■ **Records for this task**
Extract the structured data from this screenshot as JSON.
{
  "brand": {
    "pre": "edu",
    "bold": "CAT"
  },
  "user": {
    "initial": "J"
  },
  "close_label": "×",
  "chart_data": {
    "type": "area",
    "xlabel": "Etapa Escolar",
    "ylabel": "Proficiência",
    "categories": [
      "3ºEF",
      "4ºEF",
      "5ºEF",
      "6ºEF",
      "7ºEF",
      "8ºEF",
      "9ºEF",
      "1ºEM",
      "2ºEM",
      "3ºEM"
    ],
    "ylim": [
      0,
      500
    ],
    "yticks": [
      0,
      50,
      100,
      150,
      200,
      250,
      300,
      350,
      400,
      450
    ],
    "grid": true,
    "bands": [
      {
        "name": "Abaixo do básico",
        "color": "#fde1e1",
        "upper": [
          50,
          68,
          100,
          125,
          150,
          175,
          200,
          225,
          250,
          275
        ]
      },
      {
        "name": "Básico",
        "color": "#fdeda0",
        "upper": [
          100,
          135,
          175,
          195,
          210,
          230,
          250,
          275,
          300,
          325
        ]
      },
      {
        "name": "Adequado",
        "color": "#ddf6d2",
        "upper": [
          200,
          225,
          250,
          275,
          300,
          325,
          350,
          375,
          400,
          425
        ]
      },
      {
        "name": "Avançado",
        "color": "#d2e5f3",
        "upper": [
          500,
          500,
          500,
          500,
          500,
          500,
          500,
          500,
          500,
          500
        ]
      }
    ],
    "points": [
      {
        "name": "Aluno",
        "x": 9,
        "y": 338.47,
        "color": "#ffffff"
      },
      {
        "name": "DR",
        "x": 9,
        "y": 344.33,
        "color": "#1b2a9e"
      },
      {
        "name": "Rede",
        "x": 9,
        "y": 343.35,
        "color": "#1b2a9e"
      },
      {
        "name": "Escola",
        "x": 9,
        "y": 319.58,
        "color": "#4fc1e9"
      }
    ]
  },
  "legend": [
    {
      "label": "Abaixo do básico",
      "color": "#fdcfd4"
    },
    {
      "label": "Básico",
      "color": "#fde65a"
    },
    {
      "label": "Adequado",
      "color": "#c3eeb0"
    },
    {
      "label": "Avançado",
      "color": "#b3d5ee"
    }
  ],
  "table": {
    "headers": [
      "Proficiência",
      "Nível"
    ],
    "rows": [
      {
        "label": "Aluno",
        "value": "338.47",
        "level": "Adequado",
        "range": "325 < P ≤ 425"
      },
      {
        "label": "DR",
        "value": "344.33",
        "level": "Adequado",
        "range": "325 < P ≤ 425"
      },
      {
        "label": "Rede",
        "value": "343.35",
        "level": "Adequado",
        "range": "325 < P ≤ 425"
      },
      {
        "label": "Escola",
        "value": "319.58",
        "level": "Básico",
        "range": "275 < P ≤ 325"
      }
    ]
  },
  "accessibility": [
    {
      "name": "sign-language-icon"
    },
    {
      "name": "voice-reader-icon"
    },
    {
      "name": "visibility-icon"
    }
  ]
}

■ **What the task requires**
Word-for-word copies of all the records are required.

■ **Result of the task**
Extract the structured data from this screenshot as JSON.
{
  "brand": {
    "pre": "edu",
    "bold": "CAT"
  },
  "user": {
    "initial": "J"
  },
  "close_label": "×",
  "chart_data": {
    "type": "area",
    "xlabel": "Etapa Escolar",
    "ylabel": "Proficiência",
    "categories": [
      "3ºEF",
      "4ºEF",
      "5ºEF",
      "6ºEF",
      "7ºEF",
      "8ºEF",
      "9ºEF",
      "1ºEM",
      "2ºEM",
      "3ºEM"
    ],
    "ylim": [
      0,
      500
    ],
    "yticks": [
      0,
      50,
      100,
      150,
      200,
      250,
      300,
      350,
      400,
      450
    ],
    "grid": true,
    "bands": [
      {
        "name": "Abaixo do básico",
        "color": "#fde1e1",
        "upper": [
          50,
          68,
          100,
          125,
          150,
          175,
          200,
          225,
          250,
          275
        ]
      },
      {
        "name": "Básico",
        "color": "#fdeda0",
        "upper": [
          100,
          135,
          175,
          195,
          210,
          230,
          250,
          275,
          300,
          325
        ]
      },
      {
        "name": "Adequado",
        "color": "#ddf6d2",
        "upper": [
          200,
          225,
          250,
          275,
          300,
          325,
          350,
          375,
          400,
          425
        ]
      },
      {
        "name": "Avançado",
        "color": "#d2e5f3",
        "upper": [
          500,
          500,
          500,
          500,
          500,
          500,
          500,
          500,
          500,
          500
        ]
      }
    ],
    "points": [
      {
        "name": "Aluno",
        "x": 9,
        "y": 338.47,
        "color": "#ffffff"
      },
      {
        "name": "DR",
        "x": 9,
        "y": 344.33,
        "color": "#1b2a9e"
      },
      {
        "name": "Rede",
        "x": 9,
        "y": 343.35,
        "color": "#1b2a9e"
      },
      {
        "name": "Escola",
        "x": 9,
        "y": 319.58,
        "color": "#4fc1e9"
      }
    ]
  },
  "legend": [
    {
      "label": "Abaixo do básico",
      "color": "#fdcfd4"
    },
    {
      "label": "Básico",
      "color": "#fde65a"
    },
    {
      "label": "Adequado",
      "color": "#c3eeb0"
    },
    {
      "label": "Avançado",
      "color": "#b3d5ee"
    }
  ],
  "table": {
    "headers": [
      "Proficiência",
      "Nível"
    ],
    "rows": [
      {
        "label": "Aluno",
        "value": "338.47",
        "level": "Adequado",
        "range": "325 < P ≤ 425"
      },
      {
        "label": "DR",
        "value": "344.33",
        "level": "Adequado",
        "range": "325 < P ≤ 425"
      },
      {
        "label": "Rede",
        "value": "343.35",
        "level": "Adequado",
        "range": "325 < P ≤ 425"
      },
      {
        "label": "Escola",
        "value": "319.58",
        "level": "Básico",
        "range": "275 < P ≤ 325"
      }
    ]
  },
  "accessibility": [
    {
      "name": "sign-language-icon"
    },
    {
      "name": "voice-reader-icon"
    },
    {
      "name": "visibility-icon"
    }
  ]
}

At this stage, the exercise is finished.